- [Exercise objective]
Out of the records below, copy all lines in which the word "ylabel" occurs.
....
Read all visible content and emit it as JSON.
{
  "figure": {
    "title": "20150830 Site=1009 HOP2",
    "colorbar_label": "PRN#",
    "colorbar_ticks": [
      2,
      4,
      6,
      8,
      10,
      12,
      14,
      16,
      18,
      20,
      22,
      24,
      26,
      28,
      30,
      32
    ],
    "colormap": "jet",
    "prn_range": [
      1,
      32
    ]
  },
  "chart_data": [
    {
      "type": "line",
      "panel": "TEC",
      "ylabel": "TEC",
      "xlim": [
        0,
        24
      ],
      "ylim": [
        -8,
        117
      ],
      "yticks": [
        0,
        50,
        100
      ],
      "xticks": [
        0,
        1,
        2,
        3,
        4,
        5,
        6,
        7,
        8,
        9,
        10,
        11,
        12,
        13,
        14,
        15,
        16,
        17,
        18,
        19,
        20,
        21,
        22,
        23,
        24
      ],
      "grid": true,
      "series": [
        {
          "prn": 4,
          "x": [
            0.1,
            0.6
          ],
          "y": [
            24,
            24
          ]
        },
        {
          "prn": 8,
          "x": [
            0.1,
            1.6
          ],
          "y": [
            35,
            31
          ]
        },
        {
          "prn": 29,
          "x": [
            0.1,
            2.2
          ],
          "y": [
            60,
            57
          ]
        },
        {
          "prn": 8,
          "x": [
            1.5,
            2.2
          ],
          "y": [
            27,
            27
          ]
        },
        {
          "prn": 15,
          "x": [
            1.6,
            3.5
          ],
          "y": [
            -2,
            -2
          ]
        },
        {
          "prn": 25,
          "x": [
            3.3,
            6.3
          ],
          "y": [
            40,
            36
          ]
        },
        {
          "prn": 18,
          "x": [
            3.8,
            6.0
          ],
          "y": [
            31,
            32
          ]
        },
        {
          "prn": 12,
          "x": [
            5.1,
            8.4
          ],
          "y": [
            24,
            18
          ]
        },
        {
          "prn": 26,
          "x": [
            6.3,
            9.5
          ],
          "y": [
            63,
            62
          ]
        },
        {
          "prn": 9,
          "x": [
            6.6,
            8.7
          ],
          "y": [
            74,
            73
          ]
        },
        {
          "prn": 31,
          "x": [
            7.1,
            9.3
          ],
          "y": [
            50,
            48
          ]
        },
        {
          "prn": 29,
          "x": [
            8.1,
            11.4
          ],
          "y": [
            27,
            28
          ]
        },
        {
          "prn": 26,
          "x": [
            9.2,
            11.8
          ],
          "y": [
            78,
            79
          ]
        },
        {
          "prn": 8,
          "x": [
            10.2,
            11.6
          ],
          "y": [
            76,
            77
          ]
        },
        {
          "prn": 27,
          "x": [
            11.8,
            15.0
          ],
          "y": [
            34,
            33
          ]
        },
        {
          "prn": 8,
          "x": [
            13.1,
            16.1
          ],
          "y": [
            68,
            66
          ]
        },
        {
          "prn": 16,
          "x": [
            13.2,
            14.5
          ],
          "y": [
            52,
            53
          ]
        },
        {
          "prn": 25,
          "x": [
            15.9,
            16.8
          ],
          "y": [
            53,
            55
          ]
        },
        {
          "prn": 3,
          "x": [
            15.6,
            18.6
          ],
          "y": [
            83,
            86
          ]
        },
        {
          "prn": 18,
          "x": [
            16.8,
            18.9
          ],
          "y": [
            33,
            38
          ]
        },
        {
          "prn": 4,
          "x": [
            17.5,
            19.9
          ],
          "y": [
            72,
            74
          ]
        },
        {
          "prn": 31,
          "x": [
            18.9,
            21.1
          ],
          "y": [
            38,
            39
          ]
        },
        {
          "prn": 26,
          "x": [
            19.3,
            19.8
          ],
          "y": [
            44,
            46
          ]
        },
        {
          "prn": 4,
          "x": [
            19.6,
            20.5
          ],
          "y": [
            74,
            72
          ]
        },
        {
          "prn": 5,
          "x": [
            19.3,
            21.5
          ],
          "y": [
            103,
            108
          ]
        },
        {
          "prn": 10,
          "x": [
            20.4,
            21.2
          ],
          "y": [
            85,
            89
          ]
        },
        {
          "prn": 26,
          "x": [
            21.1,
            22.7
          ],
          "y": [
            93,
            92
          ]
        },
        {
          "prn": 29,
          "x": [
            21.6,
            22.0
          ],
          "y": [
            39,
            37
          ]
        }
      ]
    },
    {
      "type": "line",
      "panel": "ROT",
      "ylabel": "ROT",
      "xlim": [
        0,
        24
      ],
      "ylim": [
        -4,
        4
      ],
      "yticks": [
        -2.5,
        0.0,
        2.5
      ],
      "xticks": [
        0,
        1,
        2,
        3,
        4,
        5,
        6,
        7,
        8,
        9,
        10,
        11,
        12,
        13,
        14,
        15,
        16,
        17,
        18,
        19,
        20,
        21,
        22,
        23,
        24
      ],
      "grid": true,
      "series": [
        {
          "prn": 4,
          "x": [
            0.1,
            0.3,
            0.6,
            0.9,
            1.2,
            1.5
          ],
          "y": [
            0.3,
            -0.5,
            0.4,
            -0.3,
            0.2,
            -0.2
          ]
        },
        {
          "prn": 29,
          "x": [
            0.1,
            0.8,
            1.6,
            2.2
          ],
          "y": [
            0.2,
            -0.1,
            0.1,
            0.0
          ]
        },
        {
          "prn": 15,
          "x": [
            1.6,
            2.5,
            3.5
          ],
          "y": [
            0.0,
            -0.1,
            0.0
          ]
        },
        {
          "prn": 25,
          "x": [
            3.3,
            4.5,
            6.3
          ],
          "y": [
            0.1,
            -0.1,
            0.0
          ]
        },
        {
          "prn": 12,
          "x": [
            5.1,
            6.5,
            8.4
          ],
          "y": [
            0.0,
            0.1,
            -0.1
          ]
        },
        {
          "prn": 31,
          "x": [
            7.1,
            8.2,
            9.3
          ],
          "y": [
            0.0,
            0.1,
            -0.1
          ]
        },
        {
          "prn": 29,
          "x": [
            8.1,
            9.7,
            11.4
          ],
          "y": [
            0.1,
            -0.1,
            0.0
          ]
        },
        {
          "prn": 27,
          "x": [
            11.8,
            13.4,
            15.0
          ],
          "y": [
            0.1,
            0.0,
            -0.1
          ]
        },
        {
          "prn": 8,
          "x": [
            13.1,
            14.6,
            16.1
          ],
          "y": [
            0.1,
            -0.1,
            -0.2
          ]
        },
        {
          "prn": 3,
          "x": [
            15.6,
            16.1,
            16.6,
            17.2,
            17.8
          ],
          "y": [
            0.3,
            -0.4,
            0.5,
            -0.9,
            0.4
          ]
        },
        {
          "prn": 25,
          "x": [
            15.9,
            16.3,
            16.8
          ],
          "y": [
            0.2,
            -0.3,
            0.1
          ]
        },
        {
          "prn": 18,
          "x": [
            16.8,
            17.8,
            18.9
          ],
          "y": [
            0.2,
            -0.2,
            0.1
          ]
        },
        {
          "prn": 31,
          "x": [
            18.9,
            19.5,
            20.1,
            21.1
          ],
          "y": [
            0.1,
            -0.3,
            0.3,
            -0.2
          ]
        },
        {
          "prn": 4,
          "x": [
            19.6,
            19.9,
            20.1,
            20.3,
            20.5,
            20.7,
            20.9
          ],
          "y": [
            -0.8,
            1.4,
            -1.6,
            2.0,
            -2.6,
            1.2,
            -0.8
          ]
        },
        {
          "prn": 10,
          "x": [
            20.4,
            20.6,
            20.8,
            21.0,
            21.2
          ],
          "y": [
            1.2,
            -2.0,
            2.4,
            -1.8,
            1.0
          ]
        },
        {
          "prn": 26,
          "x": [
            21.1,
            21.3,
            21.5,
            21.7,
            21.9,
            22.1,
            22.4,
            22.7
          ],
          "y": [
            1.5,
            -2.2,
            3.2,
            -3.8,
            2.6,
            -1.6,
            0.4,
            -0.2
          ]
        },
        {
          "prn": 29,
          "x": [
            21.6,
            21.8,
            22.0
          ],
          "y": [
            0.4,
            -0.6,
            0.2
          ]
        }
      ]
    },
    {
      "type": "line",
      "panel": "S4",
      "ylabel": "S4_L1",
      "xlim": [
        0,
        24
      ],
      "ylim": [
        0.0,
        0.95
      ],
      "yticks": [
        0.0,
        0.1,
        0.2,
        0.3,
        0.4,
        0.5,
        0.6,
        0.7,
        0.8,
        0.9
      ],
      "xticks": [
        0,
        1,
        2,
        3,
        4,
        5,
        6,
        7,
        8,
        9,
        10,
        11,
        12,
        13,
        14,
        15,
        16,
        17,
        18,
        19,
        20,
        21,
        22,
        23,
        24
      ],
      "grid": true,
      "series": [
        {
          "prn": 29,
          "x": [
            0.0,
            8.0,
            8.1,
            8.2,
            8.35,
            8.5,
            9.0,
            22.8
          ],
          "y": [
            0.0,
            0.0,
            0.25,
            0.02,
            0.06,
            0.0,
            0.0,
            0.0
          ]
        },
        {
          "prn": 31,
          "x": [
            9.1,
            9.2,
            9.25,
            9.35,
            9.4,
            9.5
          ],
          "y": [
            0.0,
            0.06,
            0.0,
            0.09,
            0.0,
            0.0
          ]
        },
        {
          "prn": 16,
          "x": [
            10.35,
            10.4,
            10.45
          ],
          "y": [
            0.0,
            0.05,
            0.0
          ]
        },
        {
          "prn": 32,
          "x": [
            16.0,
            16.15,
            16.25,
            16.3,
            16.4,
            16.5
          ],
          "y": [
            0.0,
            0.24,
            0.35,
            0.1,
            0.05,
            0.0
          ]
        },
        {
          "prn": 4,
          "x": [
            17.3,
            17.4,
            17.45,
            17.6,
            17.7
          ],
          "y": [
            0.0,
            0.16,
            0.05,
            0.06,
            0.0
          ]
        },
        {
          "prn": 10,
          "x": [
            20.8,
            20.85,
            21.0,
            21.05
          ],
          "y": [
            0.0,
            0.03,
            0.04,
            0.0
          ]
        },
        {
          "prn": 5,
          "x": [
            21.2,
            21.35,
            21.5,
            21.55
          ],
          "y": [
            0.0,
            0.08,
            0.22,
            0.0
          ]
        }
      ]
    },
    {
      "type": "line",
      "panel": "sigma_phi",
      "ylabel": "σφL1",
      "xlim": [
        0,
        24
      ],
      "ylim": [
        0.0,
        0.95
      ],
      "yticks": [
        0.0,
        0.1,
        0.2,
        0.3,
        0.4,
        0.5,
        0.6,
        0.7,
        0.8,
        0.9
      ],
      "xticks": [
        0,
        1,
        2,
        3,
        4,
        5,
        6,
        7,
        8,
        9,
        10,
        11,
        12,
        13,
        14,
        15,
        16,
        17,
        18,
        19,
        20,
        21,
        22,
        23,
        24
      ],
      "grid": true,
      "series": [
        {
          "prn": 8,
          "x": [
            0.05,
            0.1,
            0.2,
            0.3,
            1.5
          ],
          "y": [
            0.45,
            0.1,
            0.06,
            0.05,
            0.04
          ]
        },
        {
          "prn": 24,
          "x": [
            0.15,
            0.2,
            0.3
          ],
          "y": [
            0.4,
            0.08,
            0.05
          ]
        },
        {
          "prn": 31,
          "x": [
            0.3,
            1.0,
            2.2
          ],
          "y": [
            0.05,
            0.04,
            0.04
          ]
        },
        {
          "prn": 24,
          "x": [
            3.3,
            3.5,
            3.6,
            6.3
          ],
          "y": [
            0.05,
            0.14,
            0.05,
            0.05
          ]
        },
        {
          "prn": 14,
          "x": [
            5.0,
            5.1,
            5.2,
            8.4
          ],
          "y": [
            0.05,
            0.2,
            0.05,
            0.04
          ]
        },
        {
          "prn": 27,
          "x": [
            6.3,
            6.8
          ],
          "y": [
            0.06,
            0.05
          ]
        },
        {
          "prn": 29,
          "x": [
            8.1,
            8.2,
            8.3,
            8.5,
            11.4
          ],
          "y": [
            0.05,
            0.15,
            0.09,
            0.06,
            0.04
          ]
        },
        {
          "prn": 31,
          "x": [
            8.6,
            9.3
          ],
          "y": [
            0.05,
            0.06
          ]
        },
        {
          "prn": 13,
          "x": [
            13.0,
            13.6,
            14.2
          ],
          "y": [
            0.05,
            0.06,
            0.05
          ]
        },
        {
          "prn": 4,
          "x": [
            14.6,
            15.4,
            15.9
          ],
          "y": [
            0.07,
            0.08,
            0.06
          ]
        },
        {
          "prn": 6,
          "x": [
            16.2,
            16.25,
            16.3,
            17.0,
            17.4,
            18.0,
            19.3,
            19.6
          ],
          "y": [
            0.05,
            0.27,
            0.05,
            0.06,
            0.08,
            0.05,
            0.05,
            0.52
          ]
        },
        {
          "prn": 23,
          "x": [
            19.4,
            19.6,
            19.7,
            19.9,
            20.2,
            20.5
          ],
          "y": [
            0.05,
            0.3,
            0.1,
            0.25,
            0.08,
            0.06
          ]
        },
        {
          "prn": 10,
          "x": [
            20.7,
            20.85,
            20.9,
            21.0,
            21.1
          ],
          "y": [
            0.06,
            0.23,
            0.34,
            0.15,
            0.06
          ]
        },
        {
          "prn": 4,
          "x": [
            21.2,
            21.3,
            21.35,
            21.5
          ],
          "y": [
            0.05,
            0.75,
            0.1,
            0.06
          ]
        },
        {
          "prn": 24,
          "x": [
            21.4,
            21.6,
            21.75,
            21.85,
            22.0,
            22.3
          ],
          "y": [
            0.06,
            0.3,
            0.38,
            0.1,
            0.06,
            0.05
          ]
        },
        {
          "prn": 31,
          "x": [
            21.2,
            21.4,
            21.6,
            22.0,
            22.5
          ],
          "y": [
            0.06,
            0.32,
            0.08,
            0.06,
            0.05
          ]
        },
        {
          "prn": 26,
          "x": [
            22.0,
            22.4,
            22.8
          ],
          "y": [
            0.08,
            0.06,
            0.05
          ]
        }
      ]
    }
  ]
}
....
- [Solution to the exercise]
      "ylabel": "TEC",
      "ylabel": "ROT",
      "ylabel": "S4_L1",
      "ylabel": "σφL1",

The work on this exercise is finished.